Exercise brief:
Word for word, write out all of the data below.

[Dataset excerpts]
"""

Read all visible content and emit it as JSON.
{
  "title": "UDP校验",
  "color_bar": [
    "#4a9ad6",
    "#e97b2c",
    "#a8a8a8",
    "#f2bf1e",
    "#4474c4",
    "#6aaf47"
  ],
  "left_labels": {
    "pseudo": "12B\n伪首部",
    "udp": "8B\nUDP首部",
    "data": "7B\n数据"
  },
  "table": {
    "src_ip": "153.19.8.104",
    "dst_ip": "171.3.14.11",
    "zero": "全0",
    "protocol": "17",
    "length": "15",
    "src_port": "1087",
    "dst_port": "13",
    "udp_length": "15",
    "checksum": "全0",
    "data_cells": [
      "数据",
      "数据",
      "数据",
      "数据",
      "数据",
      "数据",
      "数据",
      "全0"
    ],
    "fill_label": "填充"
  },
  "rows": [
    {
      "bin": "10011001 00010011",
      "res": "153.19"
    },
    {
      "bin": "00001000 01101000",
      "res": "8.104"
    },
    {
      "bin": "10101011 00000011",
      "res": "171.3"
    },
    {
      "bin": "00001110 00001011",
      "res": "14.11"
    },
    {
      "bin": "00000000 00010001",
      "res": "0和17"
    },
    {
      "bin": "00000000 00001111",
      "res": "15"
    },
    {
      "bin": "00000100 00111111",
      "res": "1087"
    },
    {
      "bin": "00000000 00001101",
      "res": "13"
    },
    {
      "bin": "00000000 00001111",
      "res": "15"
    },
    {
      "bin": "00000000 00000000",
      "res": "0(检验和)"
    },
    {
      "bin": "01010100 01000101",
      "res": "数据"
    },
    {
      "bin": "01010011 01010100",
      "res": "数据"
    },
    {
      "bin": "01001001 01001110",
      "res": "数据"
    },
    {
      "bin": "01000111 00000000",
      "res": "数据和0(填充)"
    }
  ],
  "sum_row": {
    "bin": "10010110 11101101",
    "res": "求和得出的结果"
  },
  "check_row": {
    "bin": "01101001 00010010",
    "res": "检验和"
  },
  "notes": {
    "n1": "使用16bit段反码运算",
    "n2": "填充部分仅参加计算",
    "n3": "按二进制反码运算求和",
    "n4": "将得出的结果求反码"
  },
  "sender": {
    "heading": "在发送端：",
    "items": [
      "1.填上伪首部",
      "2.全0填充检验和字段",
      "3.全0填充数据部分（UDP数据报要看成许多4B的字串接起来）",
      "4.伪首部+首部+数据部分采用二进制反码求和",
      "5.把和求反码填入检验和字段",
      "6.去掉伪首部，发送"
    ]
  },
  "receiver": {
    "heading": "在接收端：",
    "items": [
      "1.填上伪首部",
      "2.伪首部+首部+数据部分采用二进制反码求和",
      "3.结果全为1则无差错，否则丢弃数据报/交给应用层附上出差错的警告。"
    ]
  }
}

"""

Response to the exercise:
Read all visible content and emit it as JSON.
{
  "title": "UDP校验",
  "color_bar": [
    "#4a9ad6",
    "#e97b2c",
    "#a8a8a8",
    "#f2bf1e",
    "#4474c4",
    "#6aaf47"
  ],
  "left_labels": {
    "pseudo": "12B\n伪首部",
    "udp": "8B\nUDP首部",
    "data": "7B\n数据"
  },
  "table": {
    "src_ip": "153.19.8.104",
    "dst_ip": "171.3.14.11",
    "zero": "全0",
    "protocol": "17",
    "length": "15",
    "src_port": "1087",
    "dst_port": "13",
    "udp_length": "15",
    "checksum": "全0",
    "data_cells": [
      "数据",
      "数据",
      "数据",
      "数据",
      "数据",
      "数据",
      "数据",
      "全0"
    ],
    "fill_label": "填充"
  },
  "rows": [
    {
      "bin": "10011001 00010011",
      "res": "153.19"
    },
    {
      "bin": "00001000 01101000",
      "res": "8.104"
    },
    {
      "bin": "10101011 00000011",
      "res": "171.3"
    },
    {
      "bin": "00001110 00001011",
      "res": "14.11"
    },
    {
      "bin": "00000000 00010001",
      "res": "0和17"
    },
    {
      "bin": "00000000 00001111",
      "res": "15"
    },
    {
      "bin": "00000100 00111111",
      "res": "1087"
    },
    {
      "bin": "00000000 00001101",
      "res": "13"
    },
    {
      "bin": "00000000 00001111",
      "res": "15"
    },
    {
      "bin": "00000000 00000000",
      "res": "0(检验和)"
    },
    {
      "bin": "01010100 01000101",
      "res": "数据"
    },
    {
      "bin": "01010011 01010100",
      "res": "数据"
    },
    {
      "bin": "01001001 01001110",
      "res": "数据"
    },
    {
      "bin": "01000111 00000000",
      "res": "数据和0(填充)"
    }
  ],
  "sum_row": {
    "bin": "10010110 11101101",
    "res": "求和得出的结果"
  },
  "check_row": {
    "bin": "01101001 00010010",
    "res": "检验和"
  },
  "notes": {
    "n1": "使用16bit段反码运算",
    "n2": "填充部分仅参加计算",
    "n3": "按二进制反码运算求和",
    "n4": "将得出的结果求反码"
  },
  "sender": {
    "heading": "在发送端：",
    "items": [
      "1.填上伪首部",
      "2.全0填充检验和字段",
      "3.全0填充数据部分（UDP数据报要看成许多4B的字串接起来）",
      "4.伪首部+首部+数据部分采用二进制反码求和",
      "5.把和求反码填入检验和字段",
      "6.去掉伪首部，发送"
    ]
  },
  "receiver": {
    "heading": "在接收端：",
    "items": [
      "1.填上伪首部",
      "2.伪首部+首部+数据部分采用二进制反码求和",
      "3.结果全为1则无差错，否则丢弃数据报/交给应用层附上出差错的警告。"
    ]
  }
}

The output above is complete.